Li Mei at least has a moderately interesting origin concept: she’s supposed to be your average Outworlder. After a series of games where it seemed like the only residents of Outworld were sword-mutants, lizards, and filthy wizards, Li Mei was introduced as simply your average Outworld villager. And, as you might expect, that’s a pretty crappy situation to be in. Li Mei and her entire village was enslaved at the start of Deadly Alliance, but, knowing exactly how prisons work, Li Mei knocked the tar out of Kano on her first day. This drew the attention of Quan Chi, who decided that Li Mei would gain her freedom if she won the loose tournament that was the Deadly Alliance epoch. She got a little training from Shujinko (we’ll get into that goober next game), and went on to do pretty well! She did so well, in fact, that Quan Chi and Shang Tsung decided to transfer her soul into a random immortal corpse for use in the Dragon King’s army. She was not happy with that outcome. And that, in the business world, is known as the Peter Principle.

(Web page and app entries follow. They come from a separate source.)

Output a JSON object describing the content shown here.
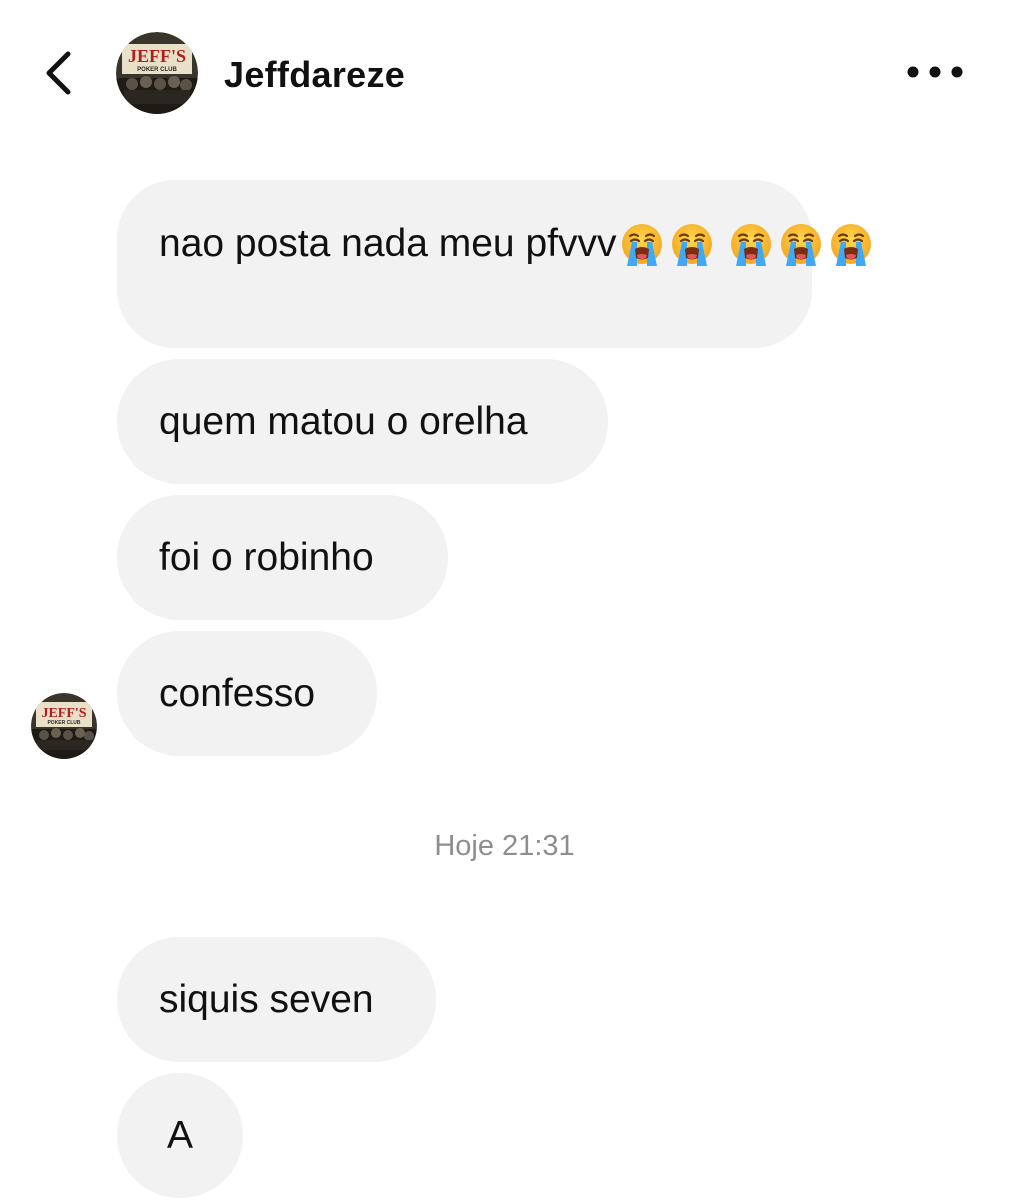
{
  "header": {
    "username": "Jeffdareze",
    "avatar_text_line1": "JEFF'S",
    "avatar_text_line2": "POKER CLUB"
  },
  "messages": [
    {
      "text": "nao posta nada meu pfvvv",
      "emoji_after": 2,
      "emoji_second_line": 3,
      "emoji_name": "loudly-crying-face"
    },
    {
      "text": "quem matou o orelha"
    },
    {
      "text": "foi o robinho"
    },
    {
      "text": "confesso"
    }
  ],
  "timestamp": "Hoje 21:31",
  "messages_after": [
    {
      "text": "siquis seven"
    },
    {
      "text": "A"
    }
  ],
  "colors": {
    "bubble_bg": "#f2f2f2",
    "timestamp": "#8e8e8e",
    "text": "#111111"
  }
}
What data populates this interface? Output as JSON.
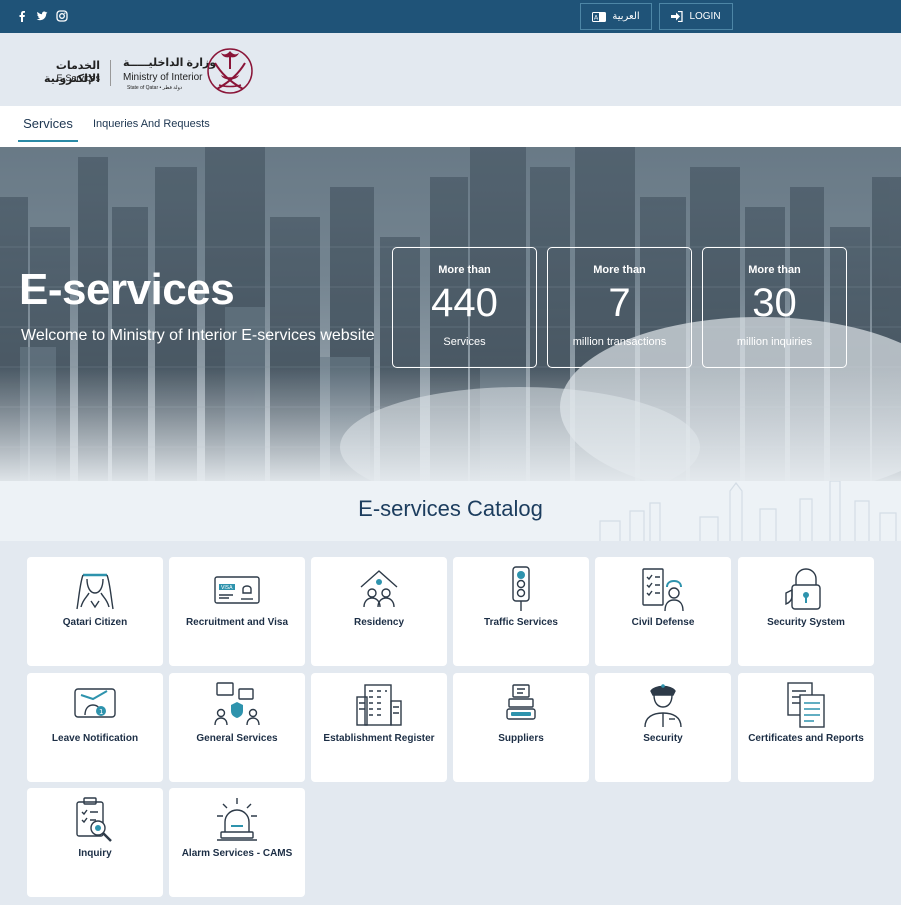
{
  "topbar": {
    "social": [
      "facebook-icon",
      "twitter-icon",
      "instagram-icon"
    ],
    "arabic_label": "العربية",
    "login_label": "LOGIN"
  },
  "header": {
    "eservices_ar": "الخدمات الإلكترونية",
    "eservices_en": "E-Services",
    "moi_ar": "وزارة الداخليـــــة",
    "moi_en": "Ministry of Interior",
    "state": "State of Qatar • دولة قطر"
  },
  "nav": {
    "tabs": [
      "Services",
      "Inqueries And Requests"
    ]
  },
  "hero": {
    "title": "E-services",
    "subtitle": "Welcome to Ministry of Interior E-services website",
    "stats": [
      {
        "pre": "More than",
        "value": "440",
        "label": "Services"
      },
      {
        "pre": "More than",
        "value": "7",
        "label": "million transactions"
      },
      {
        "pre": "More than",
        "value": "30",
        "label": "million inquiries"
      }
    ]
  },
  "catalog": {
    "title": "E-services Catalog",
    "items": [
      {
        "label": "Qatari Citizen",
        "icon": "citizen-icon"
      },
      {
        "label": "Recruitment and Visa",
        "icon": "visa-icon"
      },
      {
        "label": "Residency",
        "icon": "residency-icon"
      },
      {
        "label": "Traffic Services",
        "icon": "traffic-light-icon"
      },
      {
        "label": "Civil Defense",
        "icon": "civil-defense-icon"
      },
      {
        "label": "Security System",
        "icon": "padlock-icon"
      },
      {
        "label": "Leave Notification",
        "icon": "leave-notification-icon"
      },
      {
        "label": "General Services",
        "icon": "general-services-icon"
      },
      {
        "label": "Establishment Register",
        "icon": "building-icon"
      },
      {
        "label": "Suppliers",
        "icon": "suppliers-icon"
      },
      {
        "label": "Security",
        "icon": "police-officer-icon"
      },
      {
        "label": "Certificates and Reports",
        "icon": "documents-icon"
      },
      {
        "label": "Inquiry",
        "icon": "inquiry-clipboard-icon"
      },
      {
        "label": "Alarm Services - CAMS",
        "icon": "alarm-icon"
      }
    ]
  },
  "colors": {
    "topbar": "#1f5378",
    "accent": "#2a8aa6",
    "icon_stroke": "#2d3a48",
    "icon_accent": "#2e93ad"
  }
}
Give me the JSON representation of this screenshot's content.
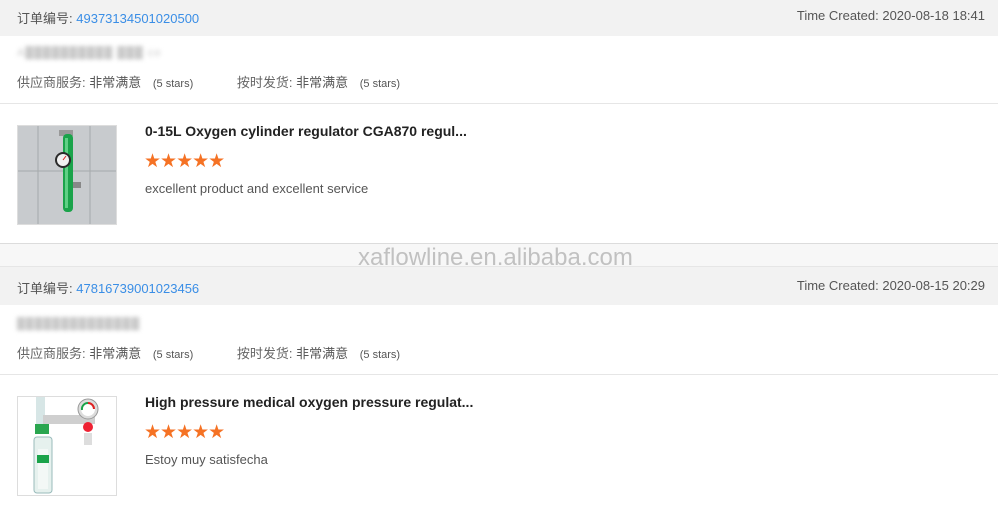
{
  "watermark": "xaflowline.en.alibaba.com",
  "orders": [
    {
      "order_label": "订单编号:",
      "order_number": "49373134501020500",
      "time_created": "Time Created: 2020-08-18 18:41",
      "buyer_masked": "A██████████ ███ co",
      "supplier_service_label": "供应商服务:",
      "supplier_service_value": "非常满意",
      "supplier_service_stars": "(5 stars)",
      "ontime_label": "按时发货:",
      "ontime_value": "非常满意",
      "ontime_stars": "(5 stars)",
      "product_title": "0-15L Oxygen cylinder regulator CGA870 regul...",
      "rating_stars": "★★★★★",
      "comment": "excellent product and excellent service"
    },
    {
      "order_label": "订单编号:",
      "order_number": "47816739001023456",
      "time_created": "Time Created: 2020-08-15 20:29",
      "buyer_masked": "██████████████",
      "supplier_service_label": "供应商服务:",
      "supplier_service_value": "非常满意",
      "supplier_service_stars": "(5 stars)",
      "ontime_label": "按时发货:",
      "ontime_value": "非常满意",
      "ontime_stars": "(5 stars)",
      "product_title": "High pressure medical oxygen pressure regulat...",
      "rating_stars": "★★★★★",
      "comment": "Estoy muy satisfecha"
    }
  ],
  "colors": {
    "accent_link": "#3a8ee6",
    "star": "#f57224",
    "regulator_green": "#1aa34a"
  }
}
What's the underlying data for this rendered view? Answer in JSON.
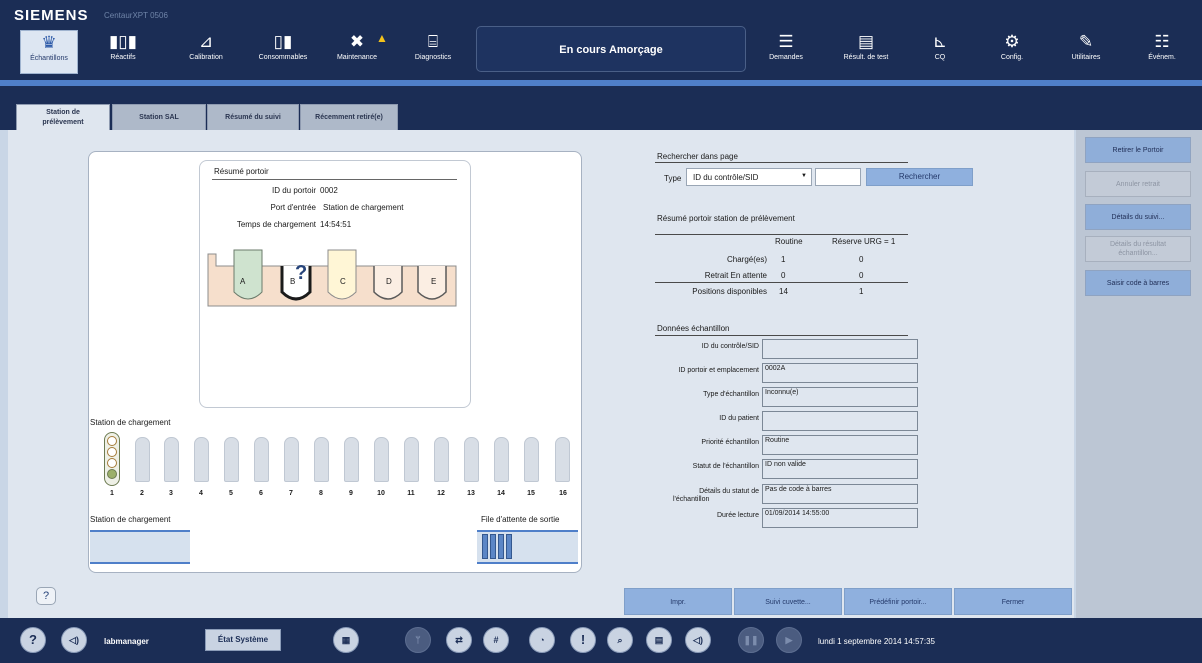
{
  "brand": "SIEMENS",
  "system_name": "CentaurXPT 0506",
  "nav_items": [
    {
      "label": "Échantillons",
      "icon": "samples-icon",
      "glyph": "♛",
      "active": true
    },
    {
      "label": "Réactifs",
      "icon": "reagents-icon",
      "glyph": "▮▯▮"
    },
    {
      "label": "Calibration",
      "icon": "calibration-icon",
      "glyph": "⊿"
    },
    {
      "label": "Consommables",
      "icon": "consumables-icon",
      "glyph": "▯▮"
    },
    {
      "label": "Maintenance",
      "icon": "maintenance-icon",
      "glyph": "✖"
    },
    {
      "label": "Diagnostics",
      "icon": "diagnostics-icon",
      "glyph": "⌸"
    },
    {
      "label": "Demandes",
      "icon": "requests-icon",
      "glyph": "☰"
    },
    {
      "label": "Résult. de test",
      "icon": "test-results-icon",
      "glyph": "▤"
    },
    {
      "label": "CQ",
      "icon": "qc-icon",
      "glyph": "⊾"
    },
    {
      "label": "Config.",
      "icon": "config-icon",
      "glyph": "⚙"
    },
    {
      "label": "Utilitaires",
      "icon": "utilities-icon",
      "glyph": "✎"
    },
    {
      "label": "Événem.",
      "icon": "events-icon",
      "glyph": "☷"
    }
  ],
  "status_text": "En cours Amorçage",
  "tabs": [
    {
      "label": "Station de prélèvement",
      "line1": "Station de",
      "line2": "prélèvement",
      "active": true
    },
    {
      "label": "Station SAL"
    },
    {
      "label": "Résumé du suivi"
    },
    {
      "label": "Récemment retiré(e)"
    }
  ],
  "rack_summary": {
    "title": "Résumé portoir",
    "rack_id_label": "ID du portoir",
    "rack_id": "0002",
    "entry_port_label": "Port d'entrée",
    "entry_port": "Station de chargement",
    "load_time_label": "Temps de chargement",
    "load_time": "14:54:51",
    "positions": [
      "A",
      "B",
      "C",
      "D",
      "E"
    ],
    "unknown_marker": "?"
  },
  "loading_station": {
    "title": "Station de chargement",
    "lanes": [
      "1",
      "2",
      "3",
      "4",
      "5",
      "6",
      "7",
      "8",
      "9",
      "10",
      "11",
      "12",
      "13",
      "14",
      "15",
      "16"
    ],
    "bottom_label": "Station de chargement",
    "exit_queue_label": "File d'attente de sortie"
  },
  "search": {
    "title": "Rechercher dans page",
    "type_label": "Type",
    "type_value": "ID du contrôle/SID",
    "input_value": "",
    "button": "Rechercher"
  },
  "station_summary": {
    "title": "Résumé portoir station de prélèvement",
    "col_routine": "Routine",
    "col_urg": "Réserve URG = 1",
    "rows": [
      {
        "label": "Chargé(es)",
        "routine": "1",
        "urg": "0"
      },
      {
        "label": "Retrait En attente",
        "routine": "0",
        "urg": "0"
      },
      {
        "label": "Positions disponibles",
        "routine": "14",
        "urg": "1"
      }
    ]
  },
  "sample_data": {
    "title": "Données échantillon",
    "fields": [
      {
        "label": "ID du contrôle/SID",
        "value": ""
      },
      {
        "label": "ID portoir et emplacement",
        "value": "0002A"
      },
      {
        "label": "Type d'échantillon",
        "value": "Inconnu(e)"
      },
      {
        "label": "ID du patient",
        "value": ""
      },
      {
        "label": "Priorité échantillon",
        "value": "Routine"
      },
      {
        "label": "Statut de l'échantillon",
        "value": "ID non valide"
      },
      {
        "label": "Détails du statut de l'échantillon",
        "label_line1": "Détails du statut de",
        "label_line2": "l'échantillon",
        "value": "Pas de code à barres"
      },
      {
        "label": "Durée lecture",
        "value": "01/09/2014 14:55:00"
      }
    ]
  },
  "right_buttons": [
    {
      "label": "Retirer le Portoir",
      "enabled": true
    },
    {
      "label": "Annuler retrait",
      "enabled": false
    },
    {
      "label": "Détails du suivi...",
      "enabled": true
    },
    {
      "label": "Détails du résultat échantillon...",
      "line1": "Détails du résultat",
      "line2": "échantillon...",
      "enabled": false
    },
    {
      "label": "Saisir code à barres",
      "enabled": true
    }
  ],
  "help_label": "?",
  "bottom_buttons": [
    "Impr.",
    "Suivi cuvette...",
    "Prédéfinir portoir...",
    "Fermer"
  ],
  "footer": {
    "user": "labmanager",
    "system_status": "État Système",
    "datetime": "lundi 1 septembre 2014 14:57:35",
    "help_glyph": "?",
    "alert_glyph": "!"
  }
}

Going down?

But Li Mei was rescued from her lethal promotion by Bo’ Rai Cho, because MK is not going to let a sexy lady model go to waste in a corpse Bo’ Rai Cho is a good guy. Li Mei’s soul is returned to her body, but it seems some of the dragon soldier taint came along with the transfer, so now Li Mei is less “naïve neophyte” and more “bloodthirsty revenge monster”. This didn’t change a thing about her boring special moves, but it did mean she traded in her old duds for some (sexy lady shaped) armor. And she got a sword! And her MK: Deception ending revealed that, had this version of Li Mei been allowed to flourish, she likely would have gone all-in on the whole “evil and serving the Dragon King” thing. That never happened, though, as Li Mei earned the dubious honor of being kanonically the first fighter to die at the start of MK: Armageddon. This was the event where literally everyone died, but, hey, good to have someone designated as first in line.

Li Mei does pop up in Mortal Kombat X, though. She’s not a fighter, but she does lead her village from Outworld to Earthrealm when a magically empowered Mileena threatens her people. Cool! And, in a weird dimensional echo, she once again jobs Kano, this time by ratting him out for being a weird, shifty dude with a robotic eye. This leads to the Special Forces capturing the fugitive Kano, so thanks, Li Mei, you didn’t even need a battle bikini to be useful in this rebooted universe. Cheers all around!

Still not great with faces

Of course, most people probably didn’t even recognize that Li Mei was supposed to be anybody when she made her little cameo, so she really only gets partial credit. Maybe if she had some more special moves that involved farts she’d have made the DLC cut.

Next time: Dragons of a different color.